Just a few weeks ago, Wall Street analysts were busy boosting their economic forecasts on the expectation that President Trump would implement sweeping corporate-tax reform, a rollback of regulations, and new fiscal stimulus.
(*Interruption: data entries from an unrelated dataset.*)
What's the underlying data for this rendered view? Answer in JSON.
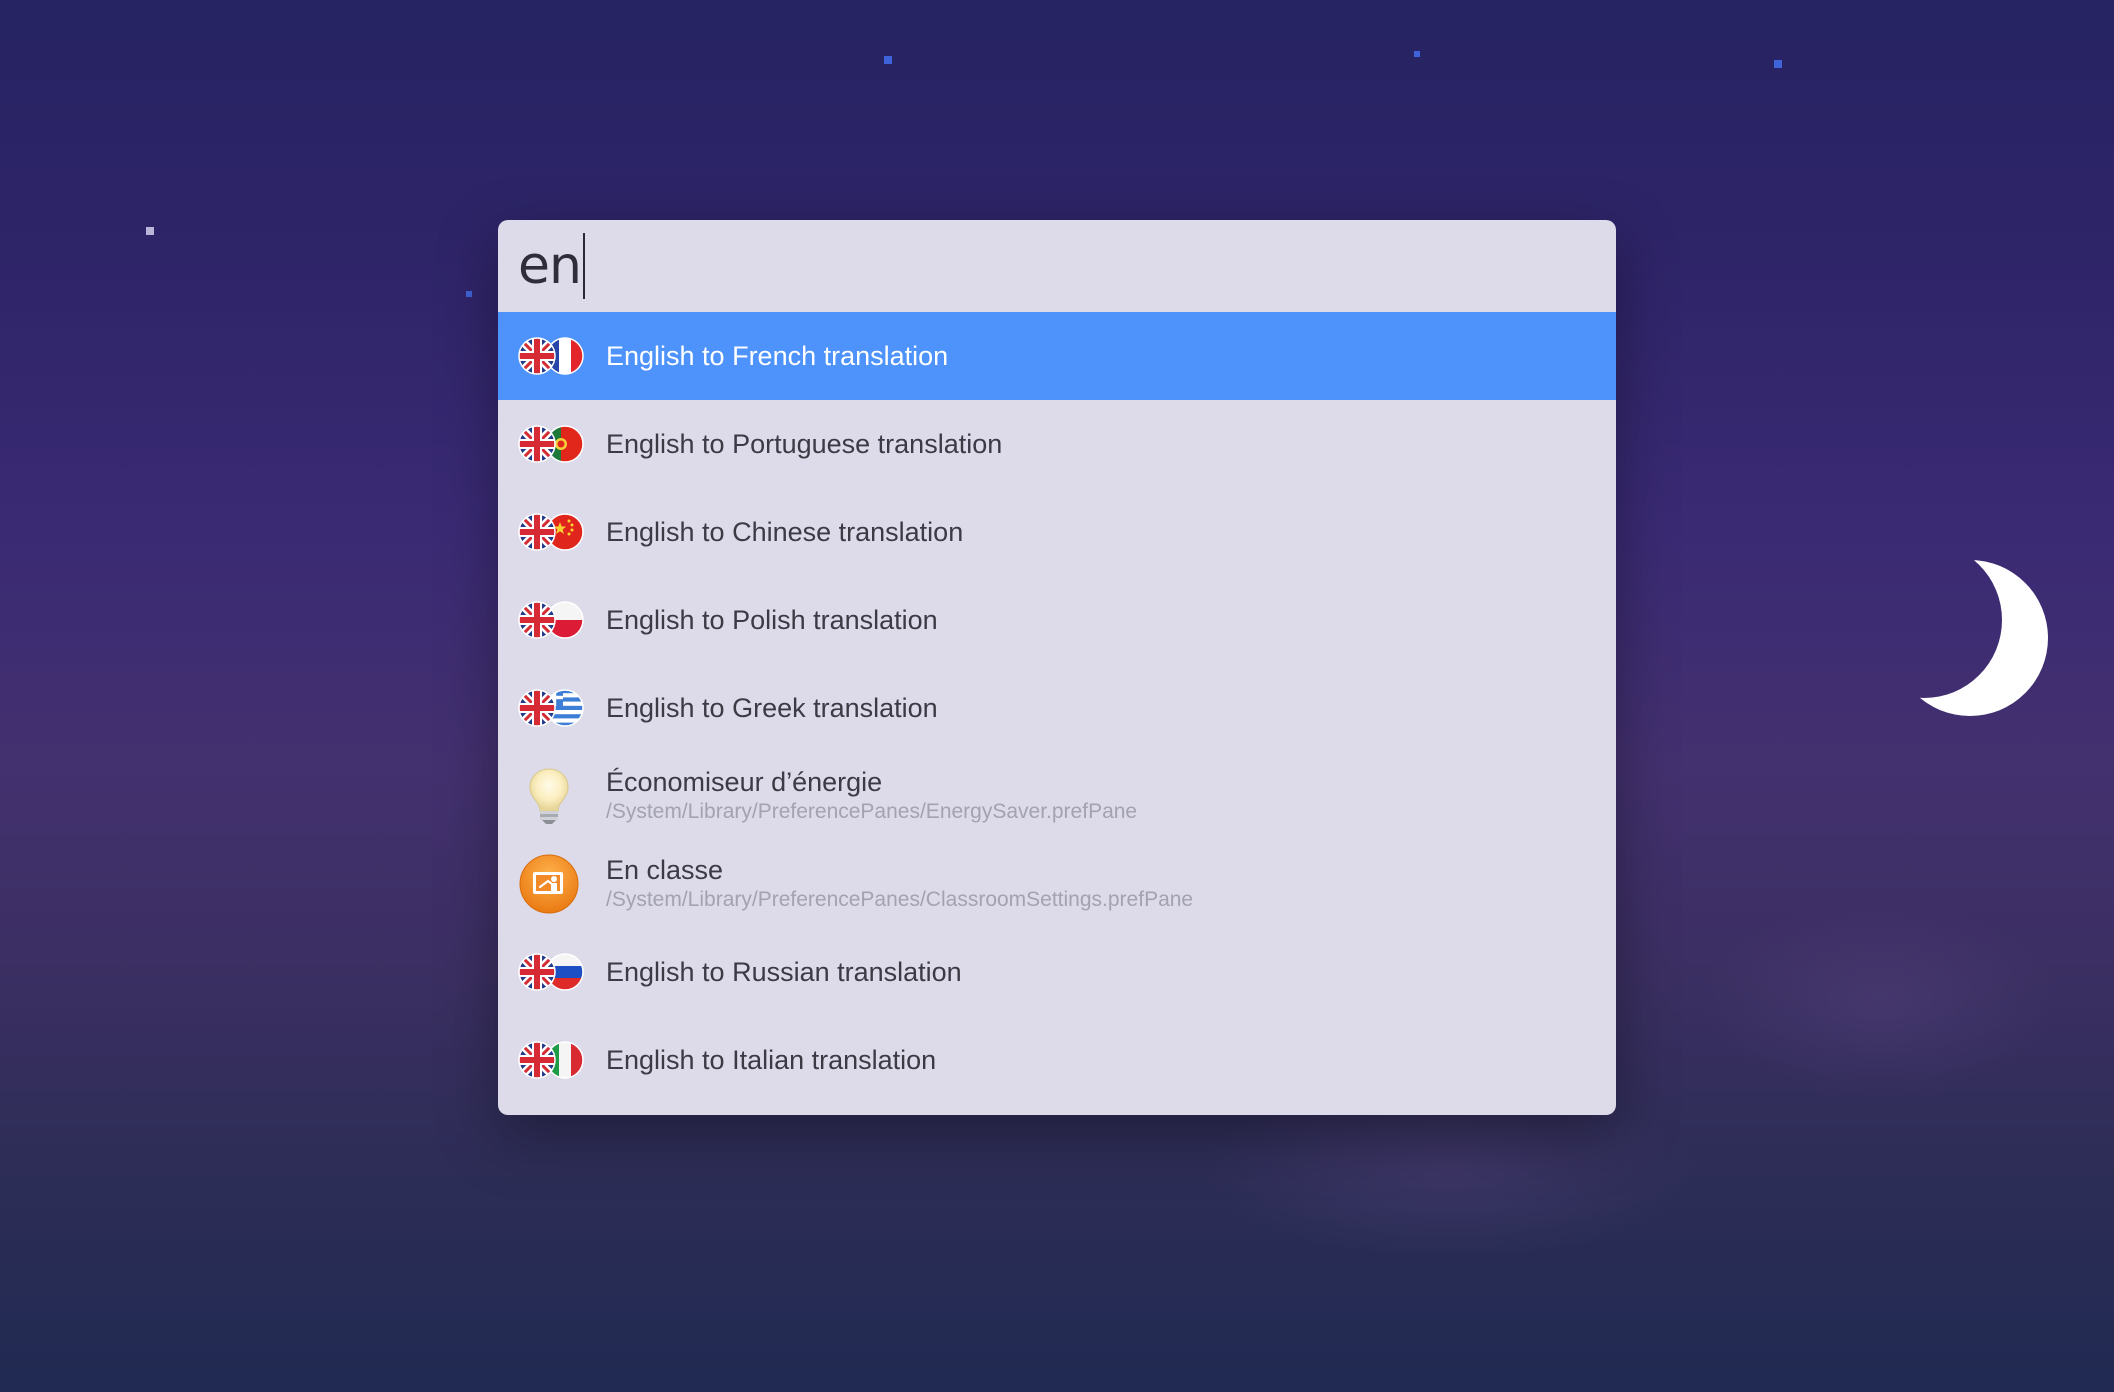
{
  "search": {
    "query": "en"
  },
  "results": [
    {
      "label": "English to French translation",
      "icon": "uk-france-flags-icon",
      "selected": true
    },
    {
      "label": "English to Portuguese translation",
      "icon": "uk-portugal-flags-icon"
    },
    {
      "label": "English to Chinese translation",
      "icon": "uk-china-flags-icon"
    },
    {
      "label": "English to Polish translation",
      "icon": "uk-poland-flags-icon"
    },
    {
      "label": "English to Greek translation",
      "icon": "uk-greece-flags-icon"
    },
    {
      "label": "Économiseur d’énergie",
      "subtitle": "/System/Library/PreferencePanes/EnergySaver.prefPane",
      "icon": "lightbulb-icon"
    },
    {
      "label": "En classe",
      "subtitle": "/System/Library/PreferencePanes/ClassroomSettings.prefPane",
      "icon": "classroom-icon"
    },
    {
      "label": "English to Russian translation",
      "icon": "uk-russia-flags-icon"
    },
    {
      "label": "English to Italian translation",
      "icon": "uk-italy-flags-icon"
    }
  ],
  "colors": {
    "selection": "#4d93fb",
    "panel": "#dddbe9",
    "text": "#3b3a45",
    "subtext": "#a3a2b1"
  }
}
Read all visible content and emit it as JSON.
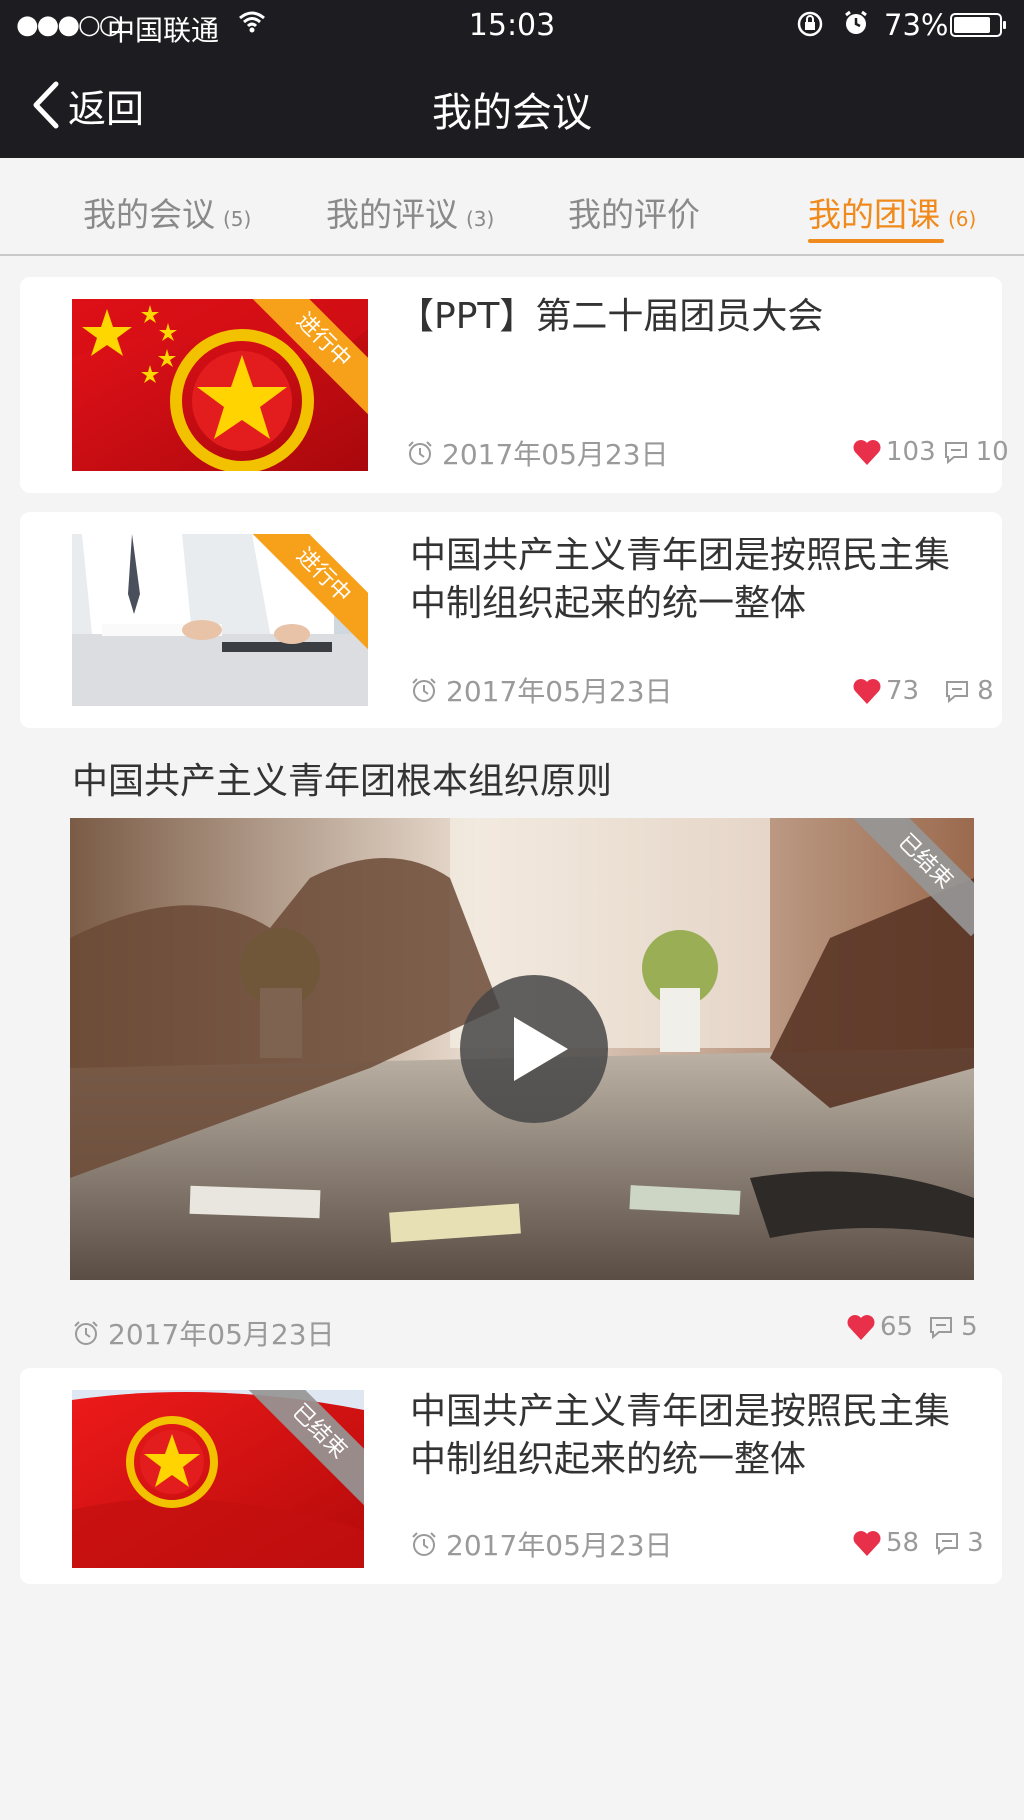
{
  "status_bar": {
    "signal": "●●●○○",
    "carrier": "中国联通",
    "time": "15:03",
    "battery_pct": "73%"
  },
  "nav": {
    "back_label": "返回",
    "title": "我的会议"
  },
  "tabs": [
    {
      "label": "我的会议",
      "count": "(5)"
    },
    {
      "label": "我的评议",
      "count": "(3)"
    },
    {
      "label": "我的评价",
      "count": ""
    },
    {
      "label": "我的团课",
      "count": "(6)",
      "active": true
    }
  ],
  "items": [
    {
      "title": "【PPT】第二十届团员大会",
      "status": "进行中",
      "date": "2017年05月23日",
      "likes": "103",
      "comments": "10"
    },
    {
      "title": "中国共产主义青年团是按照民主集中制组织起来的统一整体",
      "status": "进行中",
      "date": "2017年05月23日",
      "likes": "73",
      "comments": "8"
    },
    {
      "title": "中国共产主义青年团根本组织原则",
      "status": "已结束",
      "date": "2017年05月23日",
      "likes": "65",
      "comments": "5",
      "type": "video"
    },
    {
      "title": "中国共产主义青年团是按照民主集中制组织起来的统一整体",
      "status": "已结束",
      "date": "2017年05月23日",
      "likes": "58",
      "comments": "3"
    }
  ],
  "colors": {
    "accent": "#f08a1c",
    "heart": "#e8304a",
    "nav_bg": "#1d1d21",
    "ribbon_active": "#f7a11a",
    "ribbon_ended": "#969696"
  },
  "icons": [
    "back-chevron-icon",
    "wifi-icon",
    "rotation-lock-icon",
    "alarm-icon",
    "battery-icon",
    "clock-icon",
    "heart-icon",
    "comment-icon",
    "play-icon"
  ]
}
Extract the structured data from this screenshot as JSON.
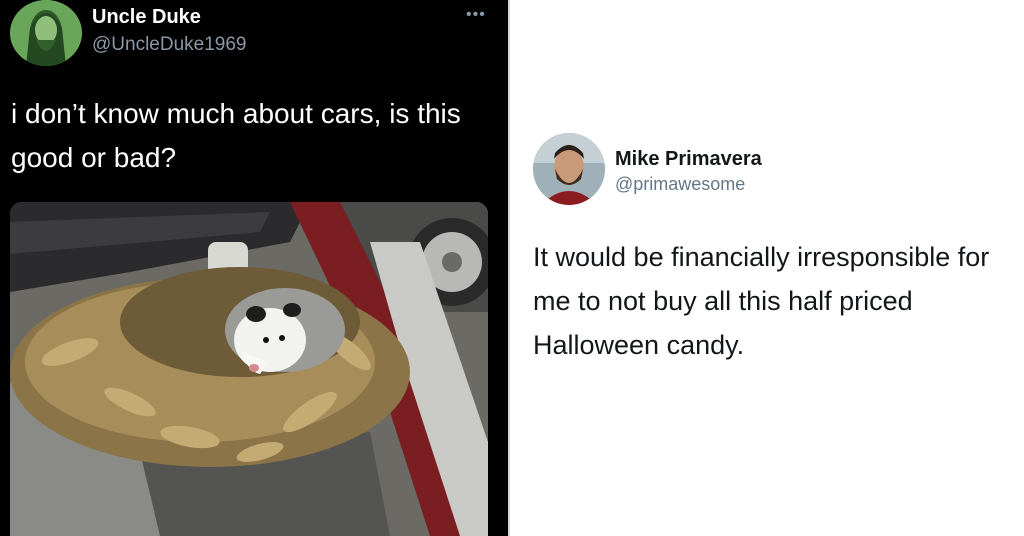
{
  "left_tweet": {
    "display_name": "Uncle Duke",
    "handle": "@UncleDuke1969",
    "more_icon": "ellipsis-icon",
    "text": "i don’t know much about cars, is this good or bad?",
    "photo_description_icon": "opossum-in-engine-photo"
  },
  "right_tweet": {
    "display_name": "Mike Primavera",
    "handle": "@primawesome",
    "text": "It would be financially irresponsible for me to not buy all this half priced Halloween candy."
  },
  "colors": {
    "dark_bg": "#000000",
    "light_bg": "#ffffff",
    "secondary_text_dark": "#8b98a5",
    "secondary_text_light": "#657786"
  }
}
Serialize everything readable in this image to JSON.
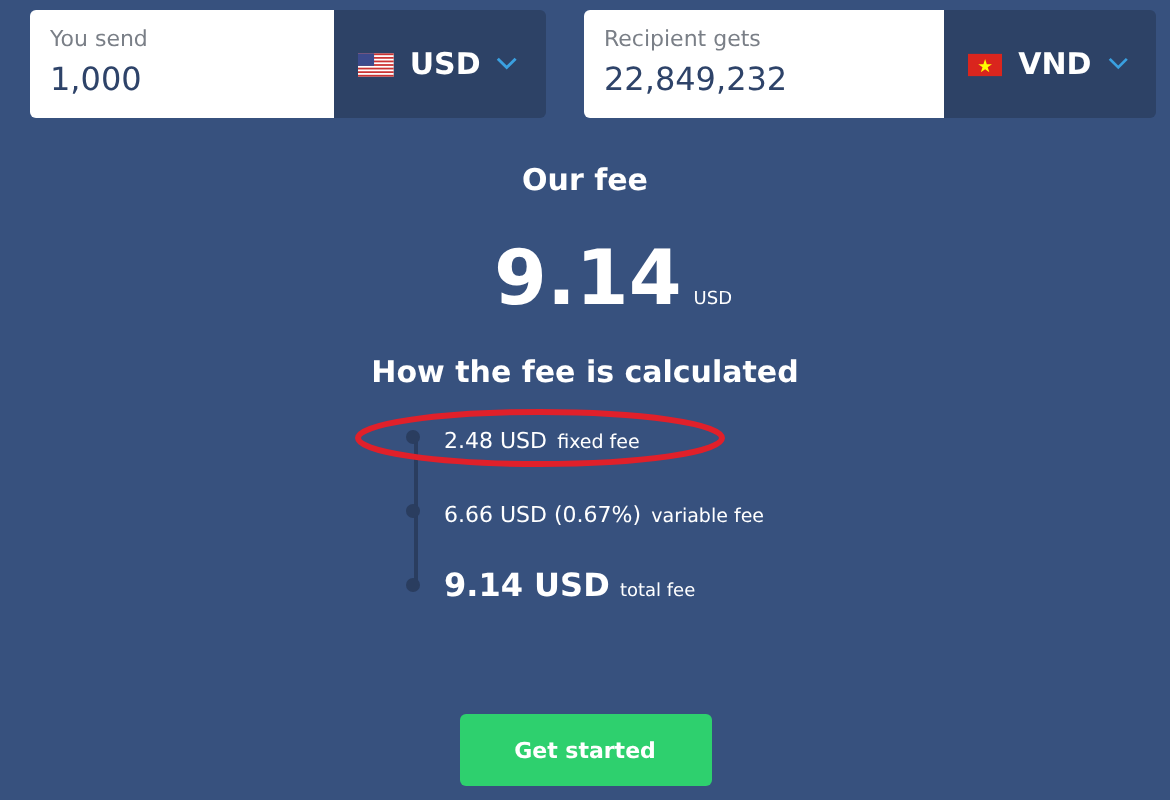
{
  "converter": [
    {
      "label": "You send",
      "value": "1,000",
      "currency": "USD"
    },
    {
      "label": "Recipient gets",
      "value": "22,849,232",
      "currency": "VND"
    }
  ],
  "fee": {
    "title": "Our fee",
    "amount": "9.14",
    "currency": "USD"
  },
  "breakdown": {
    "title": "How the fee is calculated",
    "items": [
      {
        "kind": "part",
        "amount": "2.48 USD",
        "label": "fixed fee",
        "highlighted": true
      },
      {
        "kind": "part",
        "amount": "6.66 USD (0.67%)",
        "label": "variable fee",
        "highlighted": false
      },
      {
        "kind": "total",
        "amount": "9.14 USD",
        "label": "total fee",
        "highlighted": false
      }
    ]
  },
  "cta": "Get started"
}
Two weeks into his term and the president has been focused primarily on immigration and trade, causing a reevaluation among analysts at some banks that harks back to pre-election concerns about Trump’s uncertain effect on markets and U.S. economic growth.
“Following the election, the positive shift in sentiment among investors, business, and consumers suggested that the probability of tax cuts and easier regulation was seen to be higher than the probability of meaningful restrictions to trade and immigration,” Goldman Sachs Group Inc. economists led by Alec Phillips wrote in note published late last week. “One month into the year, the balance of risks is somewhat less positive in our view.”
Goldman’s Phillips cites three key reasons for the more cautious tone.
1. Obamacare struggle is a sign of things to come
“The recent difficulty congressional Republicans have had in moving forward on Obamacare repeal does not bode well for reaching a quick agreement on tax reform or infrastructure funding, and reinforces our view that a fiscal boost, if it happens, is mostly a 2018 story,” said Phillips.
2. Polarization of political parties is getting worse
Trump’s executive order barring nationals from seven predominately Muslim countries sparked a backlash in Washington and has done little to heal the rift between Republicans and Democrats, making the prospect of cross-party cooperation even more remote.
“While bipartisan cooperation looked possible on some issues following the election, the political environment appears to be as polarized as ever, suggesting that many issues that require bipartisan support are likely to face substantial obstacles,” Phillips said. “While we have not expected a sweeping overhaul of regulation in any of these areas to become law, recent developments lower the probability somewhat that even incremental changes could pass in the Senate.”